▶ EXERCISE DESCRIPTION:
Write out each line from the data below that includes the word "arrow".

━━ RECORDS PROVIDED ━━

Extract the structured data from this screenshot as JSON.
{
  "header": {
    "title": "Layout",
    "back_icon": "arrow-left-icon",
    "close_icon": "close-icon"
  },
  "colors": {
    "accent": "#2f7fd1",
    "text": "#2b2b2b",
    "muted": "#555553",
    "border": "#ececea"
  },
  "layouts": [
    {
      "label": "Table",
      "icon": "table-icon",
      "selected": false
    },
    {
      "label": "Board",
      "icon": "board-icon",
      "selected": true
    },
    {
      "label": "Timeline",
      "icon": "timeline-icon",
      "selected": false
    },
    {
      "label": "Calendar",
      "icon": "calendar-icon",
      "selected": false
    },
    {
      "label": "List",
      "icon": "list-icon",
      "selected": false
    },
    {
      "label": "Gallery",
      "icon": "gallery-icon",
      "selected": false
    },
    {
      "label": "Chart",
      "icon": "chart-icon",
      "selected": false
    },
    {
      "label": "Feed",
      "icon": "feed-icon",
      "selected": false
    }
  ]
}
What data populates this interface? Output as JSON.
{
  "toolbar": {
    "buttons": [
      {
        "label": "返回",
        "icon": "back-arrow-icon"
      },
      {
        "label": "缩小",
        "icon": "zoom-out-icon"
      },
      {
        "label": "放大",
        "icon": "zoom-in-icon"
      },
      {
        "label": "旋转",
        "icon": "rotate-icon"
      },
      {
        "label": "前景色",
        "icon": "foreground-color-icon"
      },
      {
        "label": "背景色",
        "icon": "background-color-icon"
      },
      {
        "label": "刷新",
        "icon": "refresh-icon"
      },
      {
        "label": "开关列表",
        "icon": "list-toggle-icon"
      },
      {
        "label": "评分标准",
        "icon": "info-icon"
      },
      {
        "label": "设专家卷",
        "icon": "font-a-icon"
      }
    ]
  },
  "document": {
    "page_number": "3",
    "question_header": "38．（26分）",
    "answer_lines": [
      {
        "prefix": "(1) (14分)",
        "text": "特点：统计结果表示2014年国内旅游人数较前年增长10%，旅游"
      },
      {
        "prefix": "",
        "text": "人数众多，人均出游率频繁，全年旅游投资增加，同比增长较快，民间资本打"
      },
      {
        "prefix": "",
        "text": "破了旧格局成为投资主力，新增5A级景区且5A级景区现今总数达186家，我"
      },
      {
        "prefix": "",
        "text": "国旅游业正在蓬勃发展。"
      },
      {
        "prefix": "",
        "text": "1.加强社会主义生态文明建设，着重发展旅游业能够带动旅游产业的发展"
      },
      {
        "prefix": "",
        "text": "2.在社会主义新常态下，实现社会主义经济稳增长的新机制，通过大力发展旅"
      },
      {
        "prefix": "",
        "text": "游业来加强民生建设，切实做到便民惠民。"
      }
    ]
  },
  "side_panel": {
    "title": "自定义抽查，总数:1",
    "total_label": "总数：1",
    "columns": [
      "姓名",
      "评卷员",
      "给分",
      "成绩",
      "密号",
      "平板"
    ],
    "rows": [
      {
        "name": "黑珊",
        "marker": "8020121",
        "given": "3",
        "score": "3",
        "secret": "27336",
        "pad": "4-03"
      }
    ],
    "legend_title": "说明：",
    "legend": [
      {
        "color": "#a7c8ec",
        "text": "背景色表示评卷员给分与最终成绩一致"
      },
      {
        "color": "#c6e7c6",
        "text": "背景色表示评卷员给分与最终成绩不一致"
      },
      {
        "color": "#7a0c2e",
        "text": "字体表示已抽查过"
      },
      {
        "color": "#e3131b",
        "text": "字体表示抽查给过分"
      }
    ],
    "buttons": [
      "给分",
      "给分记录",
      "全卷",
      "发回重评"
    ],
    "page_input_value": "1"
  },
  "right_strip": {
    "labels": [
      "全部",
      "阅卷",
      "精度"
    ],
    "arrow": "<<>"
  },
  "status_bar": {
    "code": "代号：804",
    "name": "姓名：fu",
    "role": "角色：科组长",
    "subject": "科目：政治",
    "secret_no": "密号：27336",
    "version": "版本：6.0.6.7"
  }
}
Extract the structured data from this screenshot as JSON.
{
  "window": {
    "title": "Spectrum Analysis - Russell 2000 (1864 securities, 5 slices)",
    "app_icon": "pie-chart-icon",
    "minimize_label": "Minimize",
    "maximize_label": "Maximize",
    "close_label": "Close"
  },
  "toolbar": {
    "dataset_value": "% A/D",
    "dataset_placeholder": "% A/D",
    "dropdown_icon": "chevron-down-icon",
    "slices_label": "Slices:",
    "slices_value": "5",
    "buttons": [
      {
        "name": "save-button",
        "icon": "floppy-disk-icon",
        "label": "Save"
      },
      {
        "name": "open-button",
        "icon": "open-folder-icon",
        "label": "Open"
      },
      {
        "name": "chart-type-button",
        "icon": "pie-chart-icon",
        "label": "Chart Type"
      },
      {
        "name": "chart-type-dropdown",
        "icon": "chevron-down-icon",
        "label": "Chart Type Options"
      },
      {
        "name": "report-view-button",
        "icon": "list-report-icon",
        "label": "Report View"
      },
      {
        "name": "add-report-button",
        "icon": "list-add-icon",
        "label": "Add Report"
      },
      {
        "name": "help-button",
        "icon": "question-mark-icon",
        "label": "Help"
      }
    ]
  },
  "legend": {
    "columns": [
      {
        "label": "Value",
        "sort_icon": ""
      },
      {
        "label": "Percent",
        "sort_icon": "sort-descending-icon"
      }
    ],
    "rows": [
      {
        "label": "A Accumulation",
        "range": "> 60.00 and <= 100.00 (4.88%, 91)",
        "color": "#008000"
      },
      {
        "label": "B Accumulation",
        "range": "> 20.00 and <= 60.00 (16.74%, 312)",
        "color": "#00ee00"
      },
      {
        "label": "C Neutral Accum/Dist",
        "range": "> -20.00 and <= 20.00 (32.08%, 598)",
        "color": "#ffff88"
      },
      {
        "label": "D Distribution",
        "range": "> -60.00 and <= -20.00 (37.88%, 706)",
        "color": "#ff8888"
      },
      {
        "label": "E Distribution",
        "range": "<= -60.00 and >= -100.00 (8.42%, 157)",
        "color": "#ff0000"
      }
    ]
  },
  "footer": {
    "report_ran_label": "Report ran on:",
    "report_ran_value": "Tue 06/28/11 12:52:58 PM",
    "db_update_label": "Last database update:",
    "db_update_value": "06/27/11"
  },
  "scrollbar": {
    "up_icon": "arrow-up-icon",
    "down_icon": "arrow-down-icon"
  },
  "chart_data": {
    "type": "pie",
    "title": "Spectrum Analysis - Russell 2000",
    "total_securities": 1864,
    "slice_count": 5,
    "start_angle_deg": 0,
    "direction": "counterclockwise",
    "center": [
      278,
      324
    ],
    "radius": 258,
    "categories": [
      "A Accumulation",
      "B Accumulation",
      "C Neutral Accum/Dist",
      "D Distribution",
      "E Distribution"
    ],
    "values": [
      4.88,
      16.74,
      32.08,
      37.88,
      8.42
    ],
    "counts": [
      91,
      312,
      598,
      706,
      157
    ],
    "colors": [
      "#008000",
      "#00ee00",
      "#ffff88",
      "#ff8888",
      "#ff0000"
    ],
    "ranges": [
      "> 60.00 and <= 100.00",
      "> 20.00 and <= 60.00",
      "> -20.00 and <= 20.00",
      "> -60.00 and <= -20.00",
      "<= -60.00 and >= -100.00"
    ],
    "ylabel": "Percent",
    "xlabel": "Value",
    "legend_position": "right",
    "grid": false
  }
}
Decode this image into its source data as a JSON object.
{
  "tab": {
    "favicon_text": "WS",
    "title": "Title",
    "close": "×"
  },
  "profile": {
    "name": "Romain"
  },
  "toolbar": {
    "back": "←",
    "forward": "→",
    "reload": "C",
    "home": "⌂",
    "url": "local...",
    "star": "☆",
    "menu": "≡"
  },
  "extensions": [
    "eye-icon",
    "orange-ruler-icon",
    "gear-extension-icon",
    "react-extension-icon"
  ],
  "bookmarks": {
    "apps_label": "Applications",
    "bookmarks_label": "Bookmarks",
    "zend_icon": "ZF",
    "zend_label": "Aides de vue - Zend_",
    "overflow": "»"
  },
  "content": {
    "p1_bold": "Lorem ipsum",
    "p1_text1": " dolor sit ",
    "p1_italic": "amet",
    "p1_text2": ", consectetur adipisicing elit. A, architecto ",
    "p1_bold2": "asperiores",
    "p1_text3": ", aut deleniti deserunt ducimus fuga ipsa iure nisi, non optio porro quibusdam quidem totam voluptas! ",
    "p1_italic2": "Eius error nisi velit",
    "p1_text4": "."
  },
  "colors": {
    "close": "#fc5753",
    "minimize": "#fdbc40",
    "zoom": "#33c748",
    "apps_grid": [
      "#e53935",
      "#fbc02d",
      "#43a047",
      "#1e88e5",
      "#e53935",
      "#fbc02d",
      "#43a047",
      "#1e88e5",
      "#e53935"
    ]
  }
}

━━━

▶ RESPONSE AREA:
    "back_icon": "arrow-left-icon",
        "icon": "back-arrow-icon"
    "arrow": "<<>"
    "up_icon": "arrow-up-icon",
    "down_icon": "arrow-down-icon"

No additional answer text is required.